When I left off the last Journal I had been chasing swells on three sides of the Tasman and mentioned I was going to look into the environmental footprint of a travelling surfer. I started researching and decided to start with the basic necessities for surfing: surfboard, leash, deck grip, wetsuit and wax. I know you can surf with less, but these items are the basics for the majority of surfers. I would then add into the equation the travel time associated with surfing.
Very quickly I realised the process was going to be a depressing one. Every part of every item listed above is an oil derived product, none of them biodegrade well and the useful life of each product is quite short. So instead of spending a week looking into just how terrible the surfing community is to the planet, I decided to seek out companies and manufacturers that were doing their best to create products that were better for the environment. I soon discovered that most of what is sold as ‘environmentally friendly product’ is really just Green Wash marketing with little to no solid science behind the products true environmental impact.
I tried to line up a few interviews with the people that truly were producing something positive, but time was not on my side and my travel schedule got the better of me. So this story will have to go on ice for a while. I promise I will get back to it as I am sure there are a lot of you interested in what I find. Until then, if anyone reading this has any information on surf related products (please keep it to the essential items listed above) that are environmentally friendly please let me know and I will get in touch.
The northern NSW coastline is one of those amazing places on the globe where the surfing and alternative lifestyle cultures have melded with the financial ‘sea changers’ from the cities and grown into very unique towns where fine dining restaurants and Hare Krishna run eateries exist side by side. Of course the centre of this universe is Byron Bay. It is one of the few places I have seen where hipsters on old school longboards surf side by side with bearded mountain goats, swarms of backpackers and some of the worlds best free surfers. Anyone who moved there in the last year is a local, anyone who was a real local has long gone as the property prices pushed skywards. It’s a town that has seen so much change in such a short space of time it is hard to imagine what it will be like in the future, which way it will go next. But one thing is for sure, the beaches are spectacular, it has a great selection of waves and the climate is pretty close to perfect…

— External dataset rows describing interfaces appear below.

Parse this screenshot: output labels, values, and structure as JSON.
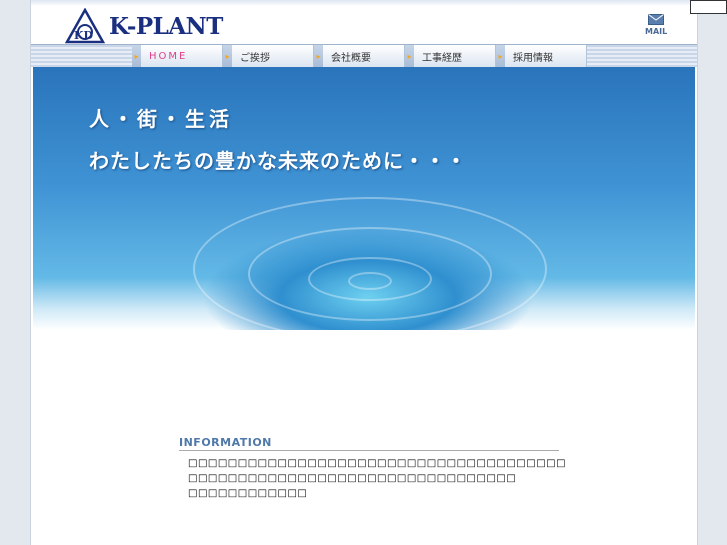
{
  "header": {
    "logo_text": "K-PLANT",
    "mail_label": "MAIL"
  },
  "nav": [
    {
      "label": "HOME"
    },
    {
      "label": "ご挨拶"
    },
    {
      "label": "会社概要"
    },
    {
      "label": "工事経歴"
    },
    {
      "label": "採用情報"
    }
  ],
  "hero": {
    "line1": "人・街・生活",
    "line2": "わたしたちの豊かな未来のために・・・"
  },
  "information": {
    "title": "INFORMATION",
    "lines": [
      "□□□□□□□□□□□□□□□□□□□□□□□□□□□□□□□□□□□□□□",
      "□□□□□□□□□□□□□□□□□□□□□□□□□□□□□□□□□",
      "□□□□□□□□□□□□"
    ]
  }
}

An out of season ECL (East Coast Low)
A spring time swell turned a Sydney rock shelf into an almost surfable slab while, further south, there were moments where things started looking good but quickly faded into a wind blown mess…
Ending October in Manly
The next time you hear from me it will already be December. I am heading back to PNG soon, this time to Manus Island with the crew on the PNG Explorer. Every time I go to PNG it totally blows me away. I am sure this trip will be something special and I can’t wait to put the next issue of The Journal into your inbox.
Enjoy your day,
Phil SwanPosted at 08:23h, 03 November
OMG the ‘Golden Hour’ photos are just beautiful, can’t help but feel inspired to get my camera out and head off to see if I can create something as beautiful, thanks for sharing your art.
Jay FoleyPosted at 04:32h, 23 March
Ah well its a Good Life. That’s my hill and trees in the background of most your photographs.
Swim and surf all you can.